### [Work request]
What is needed is a faithful copy of all the entries, with no pictures in it.

Component data from apps and pages
**********
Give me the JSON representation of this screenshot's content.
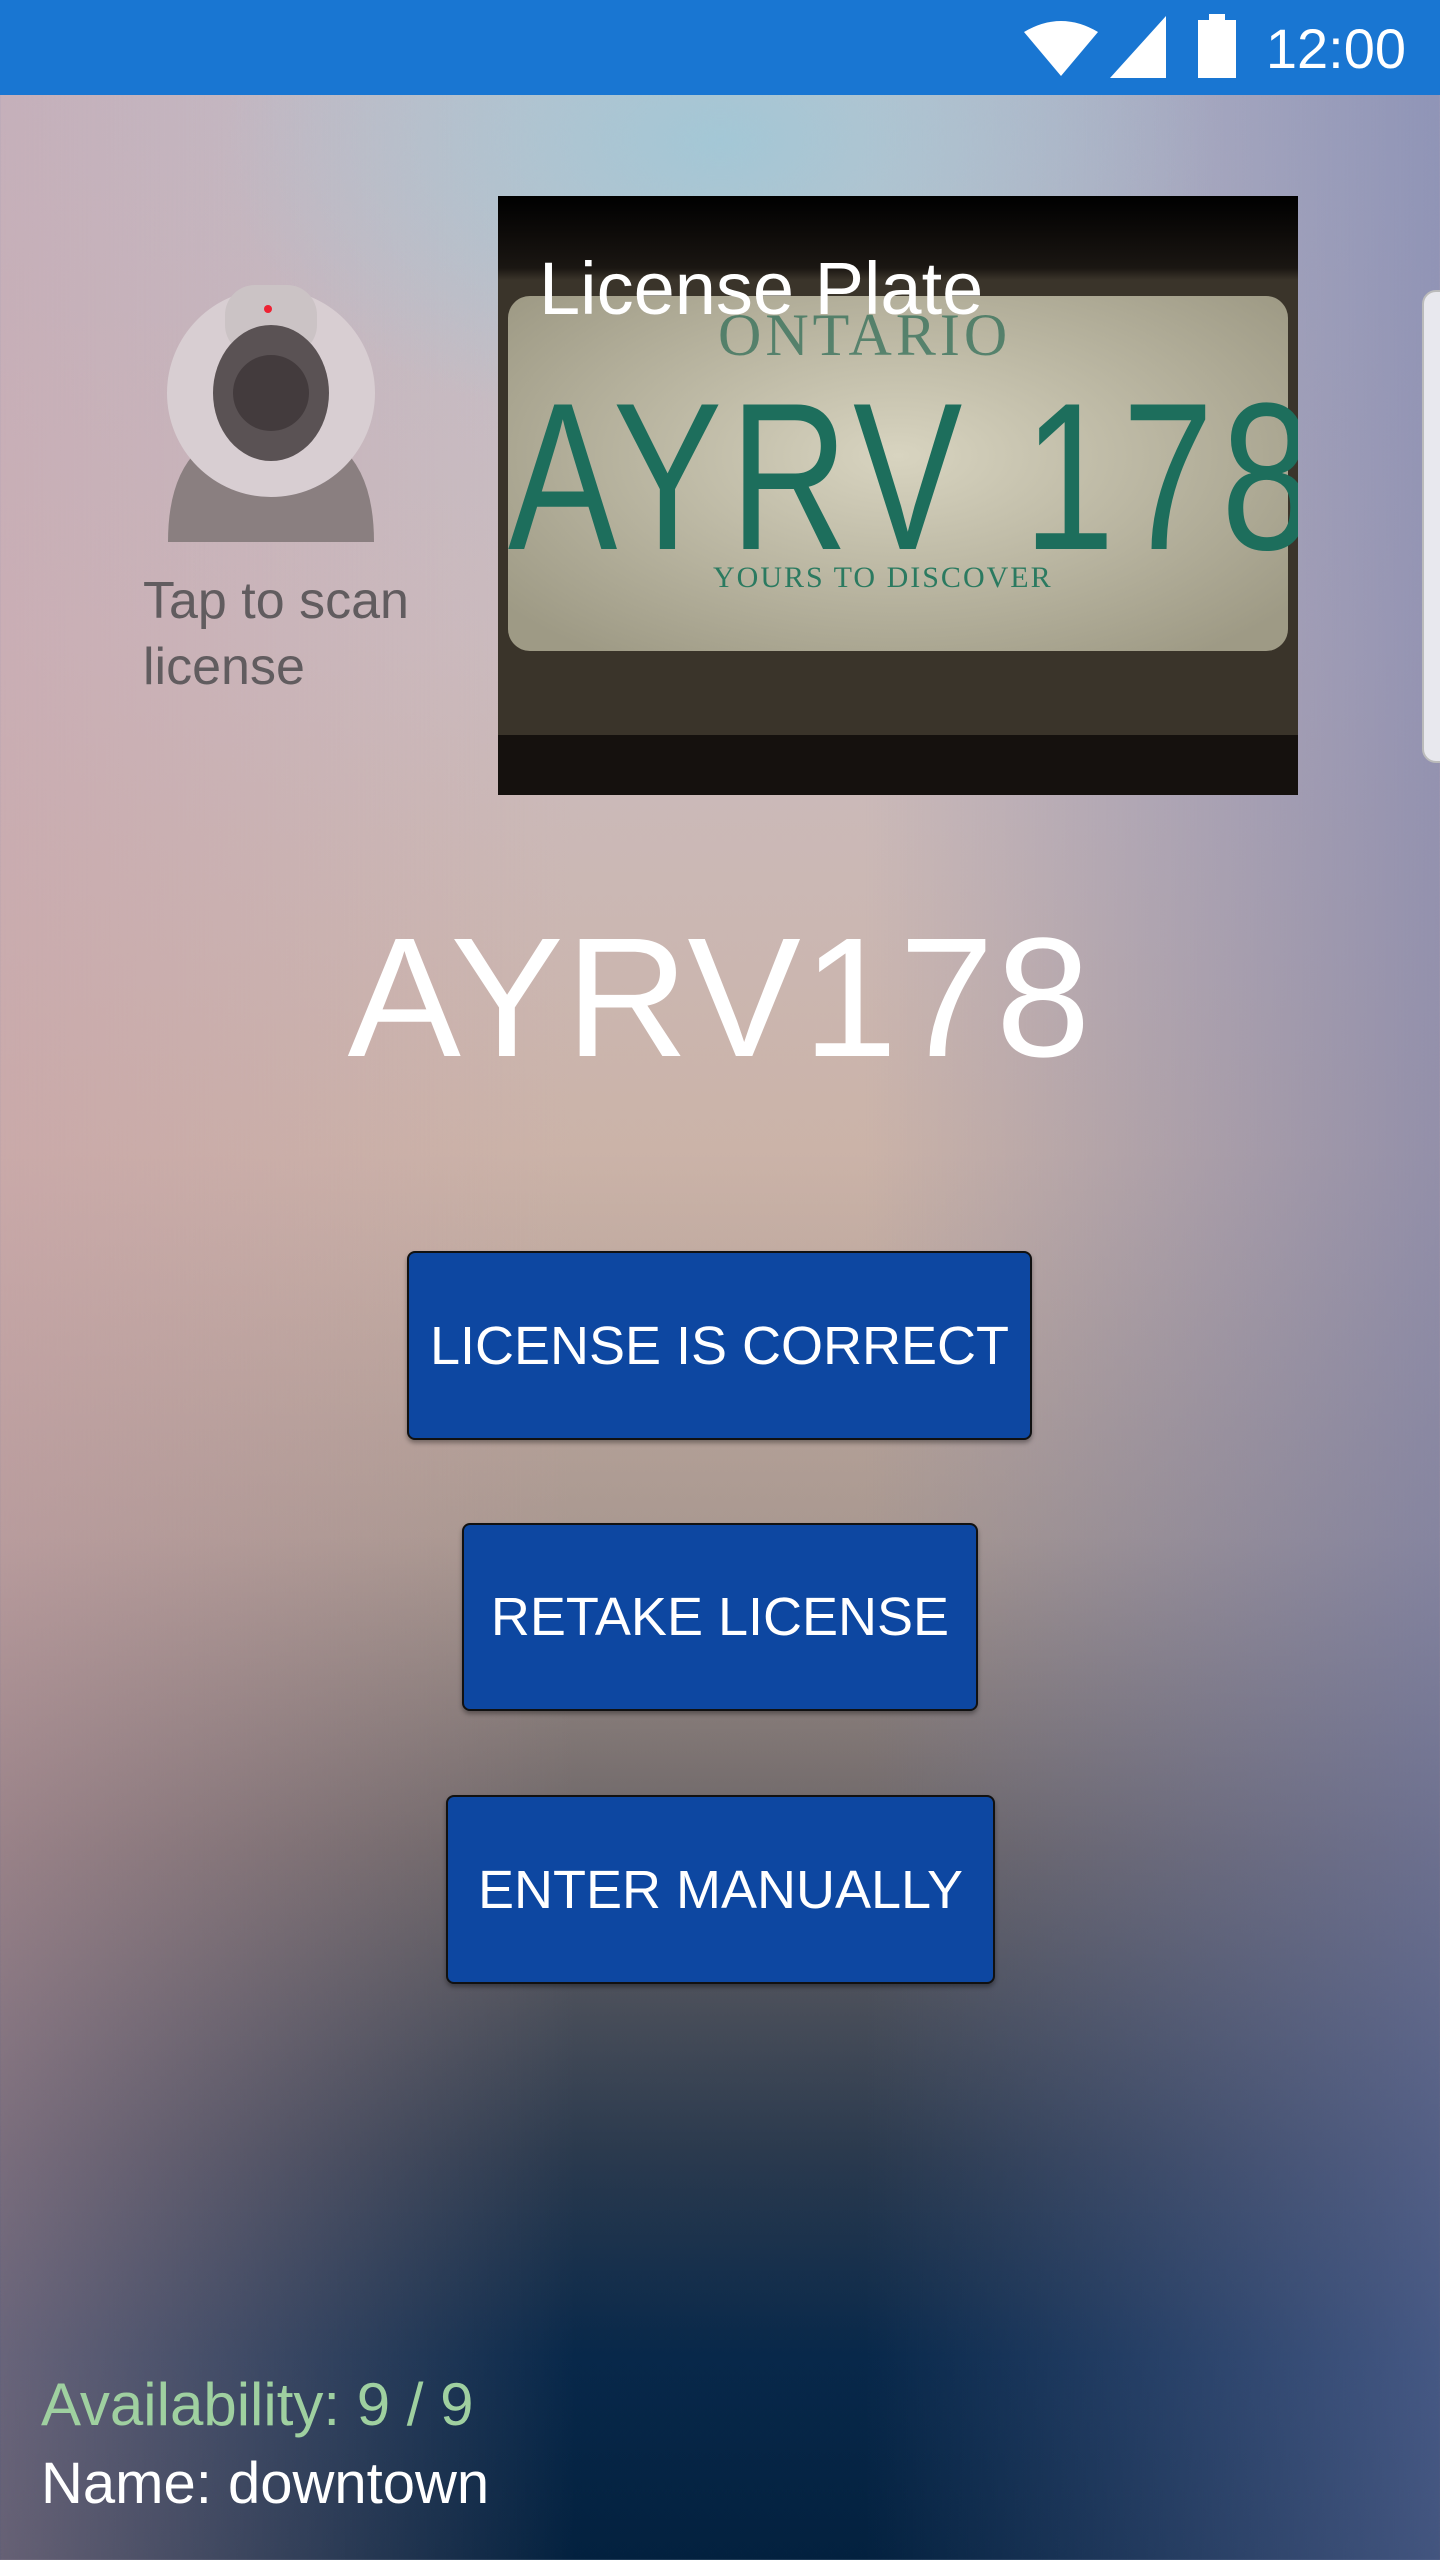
{
  "status_bar": {
    "time": "12:00",
    "icons": [
      "wifi-icon",
      "cell-signal-icon",
      "battery-icon"
    ],
    "color": "#1976d2"
  },
  "scanner": {
    "icon": "webcam-icon",
    "label": "Tap to scan license"
  },
  "photo": {
    "title": "License Plate",
    "plate_province": "ONTARIO",
    "plate_text": "AYRV 178",
    "plate_motto": "YOURS TO DISCOVER"
  },
  "recognized_plate": "AYRV178",
  "buttons": {
    "correct": "LICENSE IS CORRECT",
    "retake": "RETAKE LICENSE",
    "manual": "ENTER MANUALLY",
    "color": "#0d47a1"
  },
  "footer": {
    "availability": "Availability: 9 / 9",
    "name": "Name: downtown",
    "availability_color": "#9fd0a0"
  }
}
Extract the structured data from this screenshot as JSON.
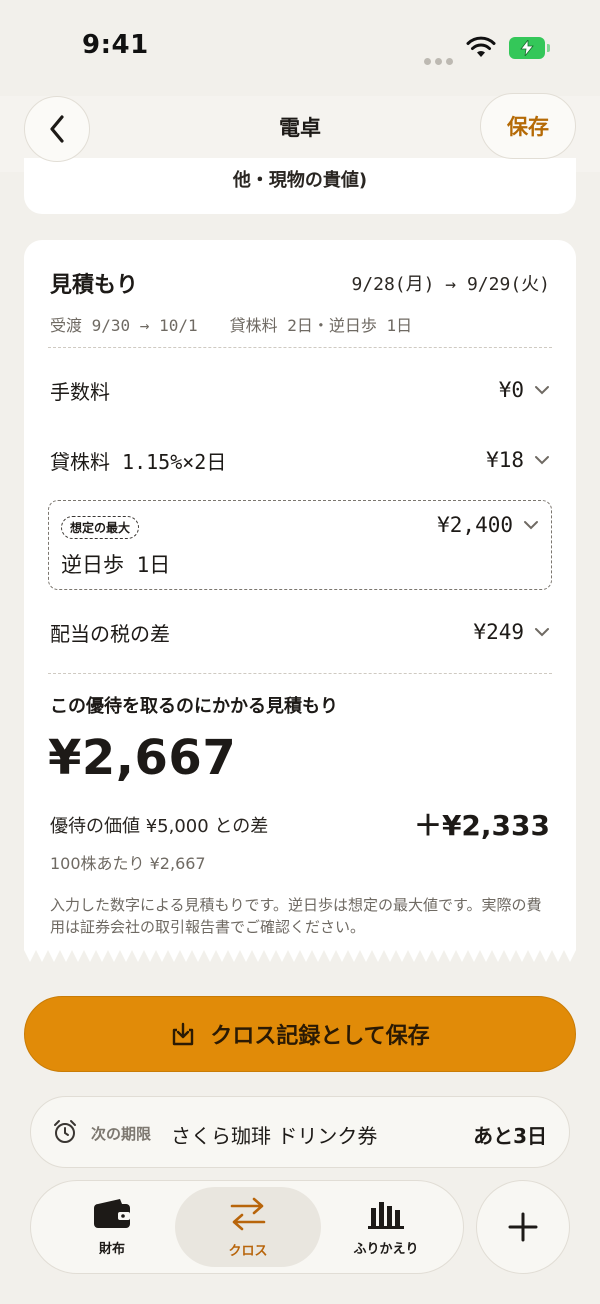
{
  "status_bar": {
    "time": "9:41"
  },
  "nav": {
    "title": "電卓",
    "save_label": "保存"
  },
  "prev_card": {
    "text_tail": "他・現物の貴値)"
  },
  "estimate": {
    "title": "見積もり",
    "dates": "9/28(月) → 9/29(火)",
    "settlement": "受渡 9/30 → 10/1",
    "rental_info": "貸株料 2日・逆日歩 1日",
    "rows": {
      "fee": {
        "label": "手数料",
        "value": "¥0"
      },
      "rental": {
        "label": "貸株料 1.15%×2日",
        "value": "¥18"
      },
      "reverse": {
        "badge": "想定の最大",
        "label": "逆日歩 1日",
        "value": "¥2,400"
      },
      "dividend_tax": {
        "label": "配当の税の差",
        "value": "¥249"
      }
    },
    "total_caption": "この優待を取るのにかかる見積もり",
    "total_amount": "¥2,667",
    "diff_label": "優待の価値 ¥5,000 との差",
    "diff_amount": "＋¥2,333",
    "per_100": "100株あたり ¥2,667",
    "note": "入力した数字による見積もりです。逆日歩は想定の最大値です。実際の費用は証券会社の取引報告書でご確認ください。"
  },
  "save_cross": {
    "label": "クロス記録として保存"
  },
  "deadline": {
    "caption": "次の期限",
    "name": "さくら珈琲 ドリンク券",
    "remaining": "あと3日"
  },
  "tabs": [
    {
      "label": "財布",
      "icon": "wallet-icon"
    },
    {
      "label": "クロス",
      "icon": "swap-arrows-icon"
    },
    {
      "label": "ふりかえり",
      "icon": "bar-chart-icon"
    }
  ],
  "colors": {
    "accent": "#e18b08",
    "accent_text": "#b56a06",
    "background": "#f2f0eb",
    "battery": "#34c759"
  }
}
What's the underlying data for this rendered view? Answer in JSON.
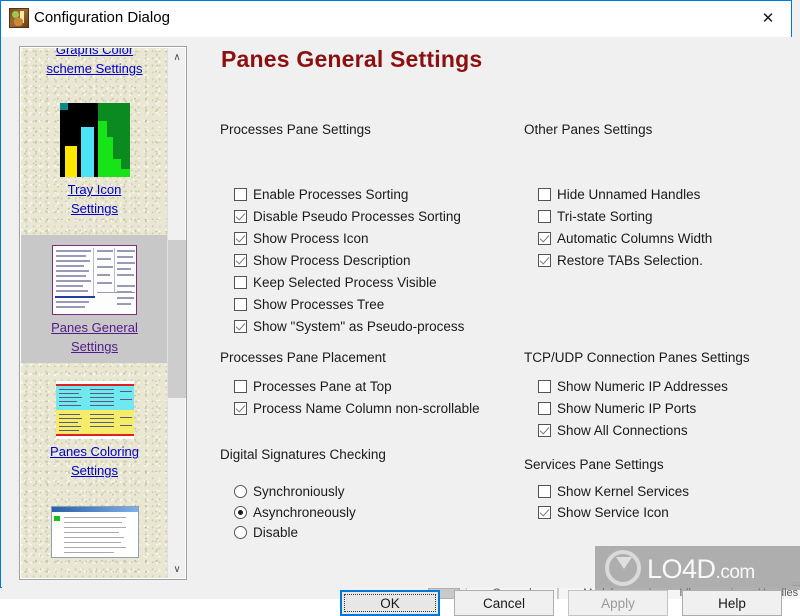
{
  "window": {
    "title": "Configuration Dialog",
    "icon": "app-icon",
    "close_label": "✕"
  },
  "sidebar": {
    "scroll_up_glyph": "∧",
    "scroll_down_glyph": "∨",
    "items": [
      {
        "label_line1": "Graphs Color",
        "label_line2": "scheme Settings",
        "selected": false,
        "thumb": "graphs-color-thumb"
      },
      {
        "label_line1": "Tray Icon",
        "label_line2": "Settings",
        "selected": false,
        "thumb": "tray-icon-thumb"
      },
      {
        "label_line1": "Panes General",
        "label_line2": "Settings",
        "selected": true,
        "thumb": "panes-general-thumb"
      },
      {
        "label_line1": "Panes Coloring",
        "label_line2": "Settings",
        "selected": false,
        "thumb": "panes-coloring-thumb"
      }
    ]
  },
  "page": {
    "title": "Panes General Settings"
  },
  "groups": {
    "processes_pane_settings": {
      "label": "Processes Pane Settings",
      "options": [
        {
          "label": "Enable Processes Sorting",
          "checked": false
        },
        {
          "label": "Disable Pseudo Processes Sorting",
          "checked": true
        },
        {
          "label": "Show Process Icon",
          "checked": true
        },
        {
          "label": "Show Process Description",
          "checked": true
        },
        {
          "label": "Keep Selected Process Visible",
          "checked": false
        },
        {
          "label": "Show Processes Tree",
          "checked": false
        },
        {
          "label": "Show \"System\" as Pseudo-process",
          "checked": true
        }
      ]
    },
    "processes_pane_placement": {
      "label": "Processes Pane Placement",
      "options": [
        {
          "label": "Processes Pane at Top",
          "checked": false
        },
        {
          "label": "Process Name Column non-scrollable",
          "checked": true
        }
      ]
    },
    "digital_signatures_checking": {
      "label": "Digital Signatures Checking",
      "options": [
        {
          "label": "Synchroniously",
          "selected": false
        },
        {
          "label": "Asynchroneously",
          "selected": true
        },
        {
          "label": "Disable",
          "selected": false
        }
      ]
    },
    "other_panes_settings": {
      "label": "Other Panes Settings",
      "options": [
        {
          "label": "Hide Unnamed Handles",
          "checked": false
        },
        {
          "label": "Tri-state Sorting",
          "checked": false
        },
        {
          "label": "Automatic Columns Width",
          "checked": true
        },
        {
          "label": "Restore TABs Selection.",
          "checked": true
        }
      ]
    },
    "tcp_udp_connection_panes_settings": {
      "label": "TCP/UDP Connection Panes Settings",
      "options": [
        {
          "label": "Show Numeric IP Addresses",
          "checked": false
        },
        {
          "label": "Show Numeric IP Ports",
          "checked": false
        },
        {
          "label": "Show All Connections",
          "checked": true
        }
      ]
    },
    "services_pane_settings": {
      "label": "Services Pane Settings",
      "options": [
        {
          "label": "Show Kernel Services",
          "checked": false
        },
        {
          "label": "Show Service Icon",
          "checked": true
        }
      ]
    }
  },
  "buttons": {
    "ok": "OK",
    "cancel": "Cancel",
    "apply": "Apply",
    "help": "Help"
  },
  "background_window": {
    "tabs": [
      "General",
      "Modules",
      "Idles",
      "Handles"
    ],
    "caret_glyph": "›",
    "arrow_glyph": "↓"
  },
  "watermark": {
    "text": "LO4D",
    "suffix": ".com"
  },
  "colors": {
    "accent": "#0078d7",
    "title_red": "#8c1010",
    "link": "#0000cc",
    "link_visited": "#551a8b",
    "selection": "#c8c8c8",
    "dialog_bg": "#f0f0f0",
    "list_bg": "#e9e7d2"
  }
}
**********
### [Task answer]
Give me the JSON representation of this screenshot's content.
{
  "status_bar": {
    "time": "12:00",
    "icons": [
      "wifi-icon",
      "cell-signal-icon",
      "battery-icon"
    ],
    "color": "#1976d2"
  },
  "scanner": {
    "icon": "webcam-icon",
    "label": "Tap to scan license"
  },
  "photo": {
    "title": "License Plate",
    "plate_province": "ONTARIO",
    "plate_text": "AYRV 178",
    "plate_motto": "YOURS TO DISCOVER"
  },
  "recognized_plate": "AYRV178",
  "buttons": {
    "correct": "LICENSE IS CORRECT",
    "retake": "RETAKE LICENSE",
    "manual": "ENTER MANUALLY",
    "color": "#0d47a1"
  },
  "footer": {
    "availability": "Availability: 9 / 9",
    "name": "Name: downtown",
    "availability_color": "#9fd0a0"
  }
}
Extract the structured data from this screenshot as JSON.
{
  "status_bar": {
    "time": "9:41"
  },
  "nav": {
    "title": "電卓",
    "save_label": "保存"
  },
  "prev_card": {
    "text_tail": "他・現物の貴値)"
  },
  "estimate": {
    "title": "見積もり",
    "dates": "9/28(月) → 9/29(火)",
    "settlement": "受渡 9/30 → 10/1",
    "rental_info": "貸株料 2日・逆日歩 1日",
    "rows": {
      "fee": {
        "label": "手数料",
        "value": "¥0"
      },
      "rental": {
        "label": "貸株料 1.15%×2日",
        "value": "¥18"
      },
      "reverse": {
        "badge": "想定の最大",
        "label": "逆日歩 1日",
        "value": "¥2,400"
      },
      "dividend_tax": {
        "label": "配当の税の差",
        "value": "¥249"
      }
    },
    "total_caption": "この優待を取るのにかかる見積もり",
    "total_amount": "¥2,667",
    "diff_label": "優待の価値 ¥5,000 との差",
    "diff_amount": "＋¥2,333",
    "per_100": "100株あたり ¥2,667",
    "note": "入力した数字による見積もりです。逆日歩は想定の最大値です。実際の費用は証券会社の取引報告書でご確認ください。"
  },
  "save_cross": {
    "label": "クロス記録として保存"
  },
  "deadline": {
    "caption": "次の期限",
    "name": "さくら珈琲 ドリンク券",
    "remaining": "あと3日"
  },
  "tabs": [
    {
      "label": "財布",
      "icon": "wallet-icon"
    },
    {
      "label": "クロス",
      "icon": "swap-arrows-icon"
    },
    {
      "label": "ふりかえり",
      "icon": "bar-chart-icon"
    }
  ],
  "colors": {
    "accent": "#e18b08",
    "accent_text": "#b56a06",
    "background": "#f2f0eb",
    "battery": "#34c759"
  }
}
What's the underlying data for this rendered view? Answer in JSON.
{
  "window": {
    "title": "Configuration Dialog",
    "icon": "app-icon",
    "close_label": "✕"
  },
  "sidebar": {
    "scroll_up_glyph": "∧",
    "scroll_down_glyph": "∨",
    "items": [
      {
        "label_line1": "Graphs Color",
        "label_line2": "scheme Settings",
        "selected": false,
        "thumb": "graphs-color-thumb"
      },
      {
        "label_line1": "Tray Icon",
        "label_line2": "Settings",
        "selected": false,
        "thumb": "tray-icon-thumb"
      },
      {
        "label_line1": "Panes General",
        "label_line2": "Settings",
        "selected": true,
        "thumb": "panes-general-thumb"
      },
      {
        "label_line1": "Panes Coloring",
        "label_line2": "Settings",
        "selected": false,
        "thumb": "panes-coloring-thumb"
      }
    ]
  },
  "page": {
    "title": "Panes General Settings"
  },
  "groups": {
    "processes_pane_settings": {
      "label": "Processes Pane Settings",
      "options": [
        {
          "label": "Enable Processes Sorting",
          "checked": false
        },
        {
          "label": "Disable Pseudo Processes Sorting",
          "checked": true
        },
        {
          "label": "Show Process Icon",
          "checked": true
        },
        {
          "label": "Show Process Description",
          "checked": true
        },
        {
          "label": "Keep Selected Process Visible",
          "checked": false
        },
        {
          "label": "Show Processes Tree",
          "checked": false
        },
        {
          "label": "Show \"System\" as Pseudo-process",
          "checked": true
        }
      ]
    },
    "processes_pane_placement": {
      "label": "Processes Pane Placement",
      "options": [
        {
          "label": "Processes Pane at Top",
          "checked": false
        },
        {
          "label": "Process Name Column non-scrollable",
          "checked": true
        }
      ]
    },
    "digital_signatures_checking": {
      "label": "Digital Signatures Checking",
      "options": [
        {
          "label": "Synchroniously",
          "selected": false
        },
        {
          "label": "Asynchroneously",
          "selected": true
        },
        {
          "label": "Disable",
          "selected": false
        }
      ]
    },
    "other_panes_settings": {
      "label": "Other Panes Settings",
      "options": [
        {
          "label": "Hide Unnamed Handles",
          "checked": false
        },
        {
          "label": "Tri-state Sorting",
          "checked": false
        },
        {
          "label": "Automatic Columns Width",
          "checked": true
        },
        {
          "label": "Restore TABs Selection.",
          "checked": true
        }
      ]
    },
    "tcp_udp_connection_panes_settings": {
      "label": "TCP/UDP Connection Panes Settings",
      "options": [
        {
          "label": "Show Numeric IP Addresses",
          "checked": false
        },
        {
          "label": "Show Numeric IP Ports",
          "checked": false
        },
        {
          "label": "Show All Connections",
          "checked": true
        }
      ]
    },
    "services_pane_settings": {
      "label": "Services Pane Settings",
      "options": [
        {
          "label": "Show Kernel Services",
          "checked": false
        },
        {
          "label": "Show Service Icon",
          "checked": true
        }
      ]
    }
  },
  "buttons": {
    "ok": "OK",
    "cancel": "Cancel",
    "apply": "Apply",
    "help": "Help"
  },
  "background_window": {
    "tabs": [
      "General",
      "Modules",
      "Idles",
      "Handles"
    ],
    "caret_glyph": "›",
    "arrow_glyph": "↓"
  },
  "watermark": {
    "text": "LO4D",
    "suffix": ".com"
  },
  "colors": {
    "accent": "#0078d7",
    "title_red": "#8c1010",
    "link": "#0000cc",
    "link_visited": "#551a8b",
    "selection": "#c8c8c8",
    "dialog_bg": "#f0f0f0",
    "list_bg": "#e9e7d2"
  }
}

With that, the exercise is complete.